Work request
For the full listing below, write out each entry exactly and exclude the images.

Data for review
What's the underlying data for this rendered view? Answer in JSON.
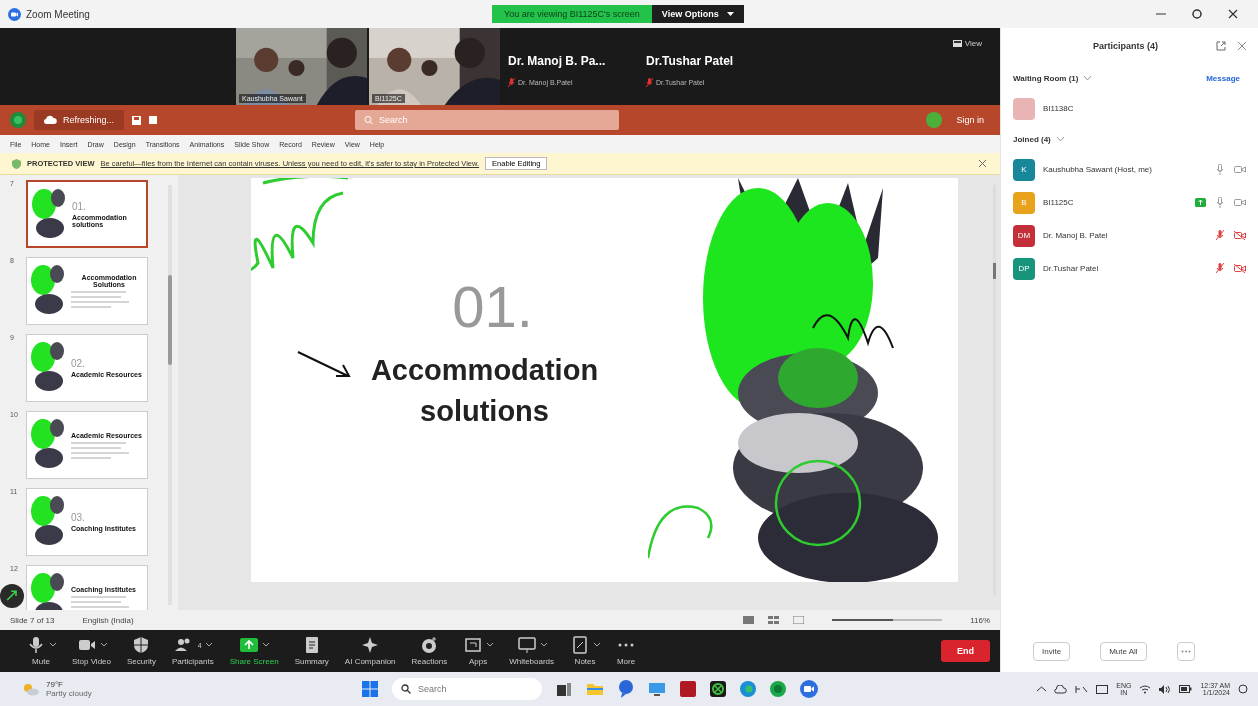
{
  "window": {
    "title": "Zoom Meeting"
  },
  "share_banner": {
    "text": "You are viewing BI1125C's screen",
    "view_options": "View Options"
  },
  "video_strip": {
    "view_label": "View",
    "tiles": [
      {
        "kind": "video",
        "name": "Kaushubha Sawant"
      },
      {
        "kind": "video",
        "name": "BI1125C"
      },
      {
        "kind": "name",
        "display": "Dr. Manoj  B. Pa...",
        "name": "Dr. Manoj  B.Patel",
        "muted": true
      },
      {
        "kind": "name",
        "display": "Dr.Tushar Patel",
        "name": "Dr.Tushar Patel",
        "muted": true
      }
    ]
  },
  "powerpoint": {
    "status": "Refreshing...",
    "search_placeholder": "Search",
    "sign_in": "Sign in",
    "tabs": [
      "File",
      "Home",
      "Insert",
      "Draw",
      "Design",
      "Transitions",
      "Animations",
      "Slide Show",
      "Record",
      "Review",
      "View",
      "Help"
    ],
    "protected_view": {
      "label": "PROTECTED VIEW",
      "message": "Be careful—files from the Internet can contain viruses. Unless you need to edit, it's safer to stay in Protected View.",
      "button": "Enable Editing"
    },
    "thumbnails": [
      {
        "number": "7",
        "selected": true,
        "kind": "section",
        "index": "01.",
        "title": "Accommodation solutions"
      },
      {
        "number": "8",
        "selected": false,
        "kind": "content",
        "title": "Accommodation Solutions"
      },
      {
        "number": "9",
        "selected": false,
        "kind": "section",
        "index": "02.",
        "title": "Academic Resources"
      },
      {
        "number": "10",
        "selected": false,
        "kind": "content",
        "title": "Academic Resources"
      },
      {
        "number": "11",
        "selected": false,
        "kind": "section",
        "index": "03.",
        "title": "Coaching Institutes"
      },
      {
        "number": "12",
        "selected": false,
        "kind": "content",
        "title": "Coaching Institutes"
      }
    ],
    "slide": {
      "index": "01.",
      "title": "Accommodation solutions"
    },
    "status_bar": {
      "slide": "Slide 7 of 13",
      "language": "English (India)",
      "zoom": "116%",
      "level": 0.55
    }
  },
  "toolbar": {
    "items": [
      {
        "kind": "mic",
        "label": "Mute",
        "caret": true,
        "active": false
      },
      {
        "kind": "video",
        "label": "Stop Video",
        "caret": true,
        "active": false
      },
      {
        "kind": "security",
        "label": "Security",
        "caret": false,
        "active": false
      },
      {
        "kind": "participants",
        "label": "Participants",
        "count": "4",
        "caret": true,
        "active": false
      },
      {
        "kind": "share",
        "label": "Share Screen",
        "caret": true,
        "active": true
      },
      {
        "kind": "summary",
        "label": "Summary",
        "caret": false,
        "active": false
      },
      {
        "kind": "ai",
        "label": "AI Companion",
        "caret": false,
        "active": false
      },
      {
        "kind": "reactions",
        "label": "Reactions",
        "caret": false,
        "active": false
      },
      {
        "kind": "apps",
        "label": "Apps",
        "caret": true,
        "active": false
      },
      {
        "kind": "whiteboard",
        "label": "Whiteboards",
        "caret": true,
        "active": false
      },
      {
        "kind": "notes",
        "label": "Notes",
        "caret": true,
        "active": false
      },
      {
        "kind": "more",
        "label": "More",
        "caret": false,
        "active": false
      }
    ],
    "end": "End"
  },
  "participants_panel": {
    "title": "Participants (4)",
    "waiting_room": {
      "label": "Waiting Room (1)",
      "message": "Message",
      "people": [
        {
          "name": "BI1138C",
          "color": "#e8b4b4"
        }
      ]
    },
    "joined": {
      "label": "Joined (4)",
      "people": [
        {
          "initials": "K",
          "name": "Kaushubha Sawant (Host, me)",
          "color": "#17879a",
          "sharing": false,
          "mic_muted": false
        },
        {
          "initials": "B",
          "name": "BI1125C",
          "color": "#e8a21c",
          "sharing": true,
          "mic_muted": false
        },
        {
          "initials": "DM",
          "name": "Dr. Manoj  B. Patel",
          "color": "#c4303a",
          "sharing": false,
          "mic_muted": true
        },
        {
          "initials": "DP",
          "name": "Dr.Tushar Patel",
          "color": "#17957a",
          "sharing": false,
          "mic_muted": true
        }
      ]
    },
    "buttons": [
      "Invite",
      "Mute All"
    ]
  },
  "taskbar": {
    "temperature": "79°F",
    "weather": "Partly cloudy",
    "search_placeholder": "Search",
    "language": "ENG",
    "region": "IN",
    "time": "12:37 AM",
    "date": "1/1/2024"
  }
}
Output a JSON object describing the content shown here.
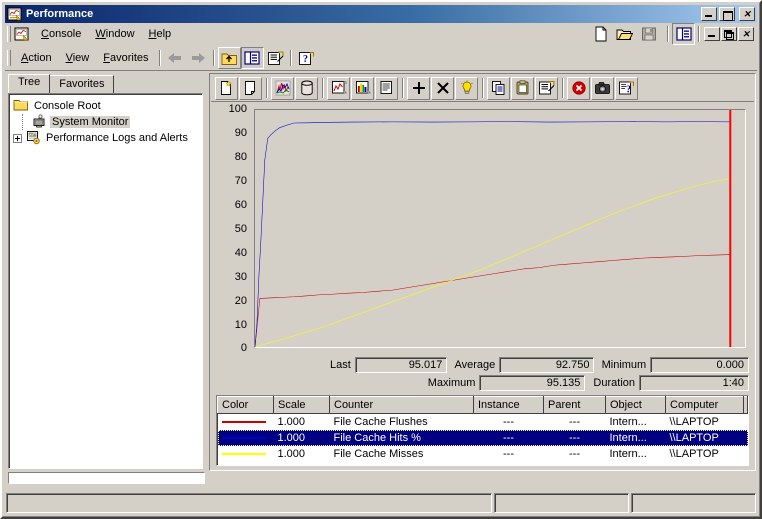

Task result
What's the underlying data for this rendered view? Answer in JSON.
{
  "window": {
    "title": "Zoom Meeting"
  },
  "share_banner": {
    "text": "You are viewing BI1125C's screen",
    "view_options": "View Options"
  },
  "video_strip": {
    "view_label": "View",
    "tiles": [
      {
        "kind": "video",
        "name": "Kaushubha Sawant"
      },
      {
        "kind": "video",
        "name": "BI1125C"
      },
      {
        "kind": "name",
        "display": "Dr. Manoj  B. Pa...",
        "name": "Dr. Manoj  B.Patel",
        "muted": true
      },
      {
        "kind": "name",
        "display": "Dr.Tushar Patel",
        "name": "Dr.Tushar Patel",
        "muted": true
      }
    ]
  },
  "powerpoint": {
    "status": "Refreshing...",
    "search_placeholder": "Search",
    "sign_in": "Sign in",
    "tabs": [
      "File",
      "Home",
      "Insert",
      "Draw",
      "Design",
      "Transitions",
      "Animations",
      "Slide Show",
      "Record",
      "Review",
      "View",
      "Help"
    ],
    "protected_view": {
      "label": "PROTECTED VIEW",
      "message": "Be careful—files from the Internet can contain viruses. Unless you need to edit, it's safer to stay in Protected View.",
      "button": "Enable Editing"
    },
    "thumbnails": [
      {
        "number": "7",
        "selected": true,
        "kind": "section",
        "index": "01.",
        "title": "Accommodation solutions"
      },
      {
        "number": "8",
        "selected": false,
        "kind": "content",
        "title": "Accommodation Solutions"
      },
      {
        "number": "9",
        "selected": false,
        "kind": "section",
        "index": "02.",
        "title": "Academic Resources"
      },
      {
        "number": "10",
        "selected": false,
        "kind": "content",
        "title": "Academic Resources"
      },
      {
        "number": "11",
        "selected": false,
        "kind": "section",
        "index": "03.",
        "title": "Coaching Institutes"
      },
      {
        "number": "12",
        "selected": false,
        "kind": "content",
        "title": "Coaching Institutes"
      }
    ],
    "slide": {
      "index": "01.",
      "title": "Accommodation solutions"
    },
    "status_bar": {
      "slide": "Slide 7 of 13",
      "language": "English (India)",
      "zoom": "116%",
      "level": 0.55
    }
  },
  "toolbar": {
    "items": [
      {
        "kind": "mic",
        "label": "Mute",
        "caret": true,
        "active": false
      },
      {
        "kind": "video",
        "label": "Stop Video",
        "caret": true,
        "active": false
      },
      {
        "kind": "security",
        "label": "Security",
        "caret": false,
        "active": false
      },
      {
        "kind": "participants",
        "label": "Participants",
        "count": "4",
        "caret": true,
        "active": false
      },
      {
        "kind": "share",
        "label": "Share Screen",
        "caret": true,
        "active": true
      },
      {
        "kind": "summary",
        "label": "Summary",
        "caret": false,
        "active": false
      },
      {
        "kind": "ai",
        "label": "AI Companion",
        "caret": false,
        "active": false
      },
      {
        "kind": "reactions",
        "label": "Reactions",
        "caret": false,
        "active": false
      },
      {
        "kind": "apps",
        "label": "Apps",
        "caret": true,
        "active": false
      },
      {
        "kind": "whiteboard",
        "label": "Whiteboards",
        "caret": true,
        "active": false
      },
      {
        "kind": "notes",
        "label": "Notes",
        "caret": true,
        "active": false
      },
      {
        "kind": "more",
        "label": "More",
        "caret": false,
        "active": false
      }
    ],
    "end": "End"
  },
  "participants_panel": {
    "title": "Participants (4)",
    "waiting_room": {
      "label": "Waiting Room (1)",
      "message": "Message",
      "people": [
        {
          "name": "BI1138C",
          "color": "#e8b4b4"
        }
      ]
    },
    "joined": {
      "label": "Joined (4)",
      "people": [
        {
          "initials": "K",
          "name": "Kaushubha Sawant (Host, me)",
          "color": "#17879a",
          "sharing": false,
          "mic_muted": false
        },
        {
          "initials": "B",
          "name": "BI1125C",
          "color": "#e8a21c",
          "sharing": true,
          "mic_muted": false
        },
        {
          "initials": "DM",
          "name": "Dr. Manoj  B. Patel",
          "color": "#c4303a",
          "sharing": false,
          "mic_muted": true
        },
        {
          "initials": "DP",
          "name": "Dr.Tushar Patel",
          "color": "#17957a",
          "sharing": false,
          "mic_muted": true
        }
      ]
    },
    "buttons": [
      "Invite",
      "Mute All"
    ]
  },
  "taskbar": {
    "temperature": "79°F",
    "weather": "Partly cloudy",
    "search_placeholder": "Search",
    "language": "ENG",
    "region": "IN",
    "time": "12:37 AM",
    "date": "1/1/2024"
  }
}
Output a JSON object describing the content shown here.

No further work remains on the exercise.